When you make a will, you nominate an ‘executor’, who has the responsibility of managing your estate (money, property, businesses, and any other assets) when you pass away.
You can choose a family member or friend, but it is recommended that you opt for a professional executor as there is a significant amount of responsibilities involved in the process of executing a will.
The executor(s) takes control of a person’s will when they pass away and ensures that the individual’s wishes are carried out exactly how they intended.
Executors are usually required to:
As long as they agree to the responsibility, you can choose just about anyone to be the executor of your will.
The executor of a will can be anyone from a professional solicitor to a family member, and there can be up to four executors if the person who writes the will would like the responsibility to be shared among a few people.
Although you are able to choose a family member, many people tend to opt for a professional solicitor, as the duties of the executor of a will include a number of complex procedures.
The duties and responsibilities are also time-consuming, which can be stressful for a regular family member to deal with, at a time where they should be grieving in peace.
Choosing a solicitor as an executor is the most reliable and straightforward option, as we have been trained to deal with such responsibilities and are experienced in dealing with wills.
Having a professional executor ensures that no errors are made and that your estate is managed in line with your wishes, but also in a way that is legally accurate. If your family member takes up the responsibility of an executor and makes an error, they are legally liable for any errors and could be subject to compensation claims.
As mentioned, it is possible for up to four executors to be nominated to manage a person’s will, but not all of them are required to be involved in the process.
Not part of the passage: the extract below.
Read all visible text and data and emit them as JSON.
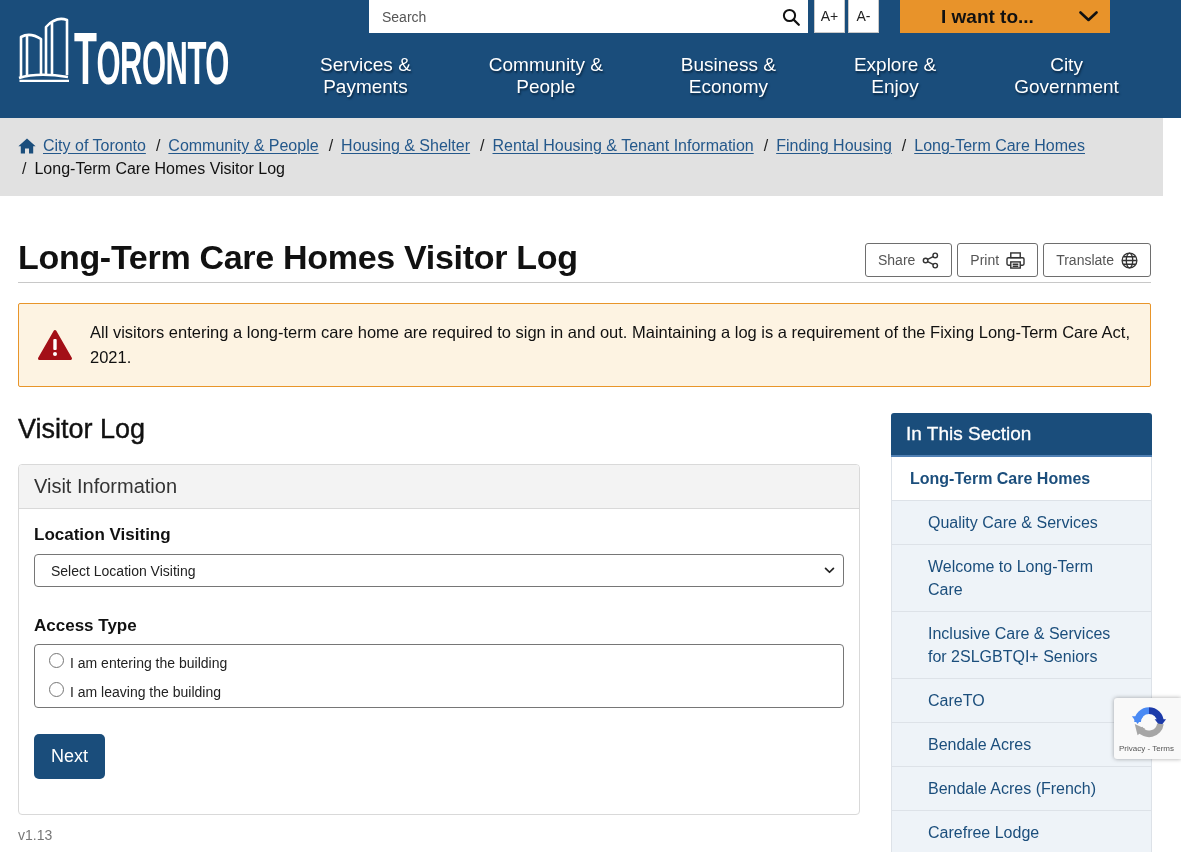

There is no law that stops one executor from handling all proceedings themselves, as long as they are willing to and all the other executors are happy with the decision.
For example, if both a spouse and a solicitor are nominated as executors, the solicitor could take control of the management of the will if the spouse would rather take a step back from proceedings.
Although there is no law stating a specific timescale in Wales and England, the executor(s) of the will should notify beneficiaries of the estate as soon as possible.
Here at Unite Wills, we are guaranteed to contact the beneficiaries of your will at the earliest opportunity deemed suitable if you should pass away, and will make them aware of how they go about obtaining the estate they’re entitled to.
Instead of placing the burden of an endless list of legal and financial responsibilities on your loved ones, why not choose a professional executor to take care of the duties involved with executing your will?
If you’re looking for reliability, we are available to be professional executors for your will today, so you can guarantee that you will receive top-quality service at an affordable price.